(although they did not use this name...). At that time the notion of a probabilistic encryption was not standard, and one can
view the negative results in this paper as showing that a homomorphic encryption must be probabilistic. The construction of a fully homomorphic
encryption is in Craig Gentry's thesis. We will show in class the variant
of van Dijk, Gentry, Halevi and Vaikuntanathan. Some more discussion on homomorphic encryption can be
found in this (pre-Gentry) paper of Ishai and Paskin
Additional reading: Yehuda Lindell's webpage
contains some good introductions on multiparty secure computation, including tutorial
slides and a tutorial paper on using multiparty secure computation for privacy-preserving
data mining. Also, the Wikipedia page on secure
multiparty computation is surprisingly decent. See this paper on implementing multiparty
secure computation for Danish sugar beet auctions for perhaps the state of the art in actually using these results. As is often the case,
the implementation requires a lot of new protocols and ideas to actually make it practical. Helgar Lipmaa has a comprehensive
collection of papers on secure multiparty computation. For an exposition of the "classical" (non homomorphic encryption based) protocols
for 2 party secure computation see exposition by Lindell and Pinkas on Yao's Theorem
(2-party honest but curious case) and exposition by Goldreich on GMW Theorem
(k parties, malicious case).
For a good starting point on quantum computing, you can do far worse than explore

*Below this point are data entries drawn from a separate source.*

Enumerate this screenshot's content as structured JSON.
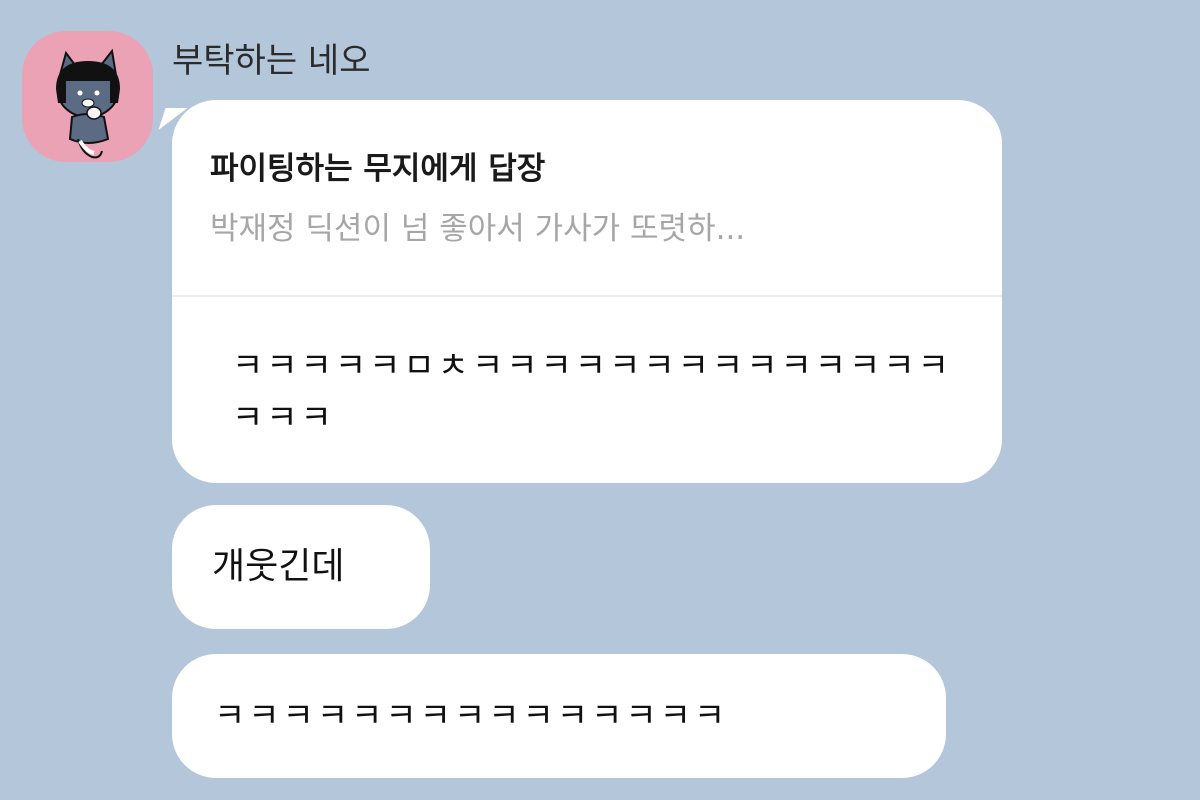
{
  "sender": {
    "name": "부탁하는 네오",
    "avatar_icon": "neo-character-avatar-icon"
  },
  "messages": [
    {
      "reply_to": {
        "title": "파이팅하는 무지에게 답장",
        "preview": "박재정 딕션이 넘 좋아서 가사가 또렷하..."
      },
      "text": "ㅋㅋㅋㅋㅋㅁㅊㅋㅋㅋㅋㅋㅋㅋㅋㅋㅋㅋㅋㅋㅋㅋㅋㅋ"
    },
    {
      "text": "개웃긴데"
    },
    {
      "text": "ㅋㅋㅋㅋㅋㅋㅋㅋㅋㅋㅋㅋㅋㅋㅋ"
    }
  ],
  "colors": {
    "background": "#b3c6da",
    "bubble": "#ffffff",
    "avatar_bg": "#eaa2b4",
    "preview_text": "#a6a6a6"
  }
}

Scott Aaronson's home page, see in particular his description
of Shor's algorithm.
See also the quantum chapter in my complexity book with Sanjeev Arora
for more details on Simon's and Shor's algorithms, as well as Bell's experiment.
General links about cryptography
Some reading: An excellent discussion of provable security appears in this survey/position paper of Ivan Damgard. It refers also to issues raised in these 2004 and 2006 papers of Koblitz and Menezes, where they criticize proofs of security. In my view, some of the issues they raise are valid, though not novel, but the entire discussion is incomplete and rather misleading. See also this AMS Notices article by Koblitz and these responses (including one by me). Perhaps what bothers me most about these discussion is that they tend to focus too much on proofs of security, as opposed to precise definitions of security, whereas in my opinion the latter are even more fundamental to both the theory and practice of cryptography (although proofs are of course necessary to show that "crazy-sounding" definitions such as chosen-message secure signatures or chosen-ciphertext secure encryption can actually be satisfied).
Collaborating with your classmates on assignments is OK and even encouraged. You must, however, list your collaborators for each problem. The assignment questions have been carefully selected for their pedagogical value and may be similar to questions on problem sets from past offerings of this course or courses at other universities. Using any preexisting solutions from these other sources is strictly prohibited.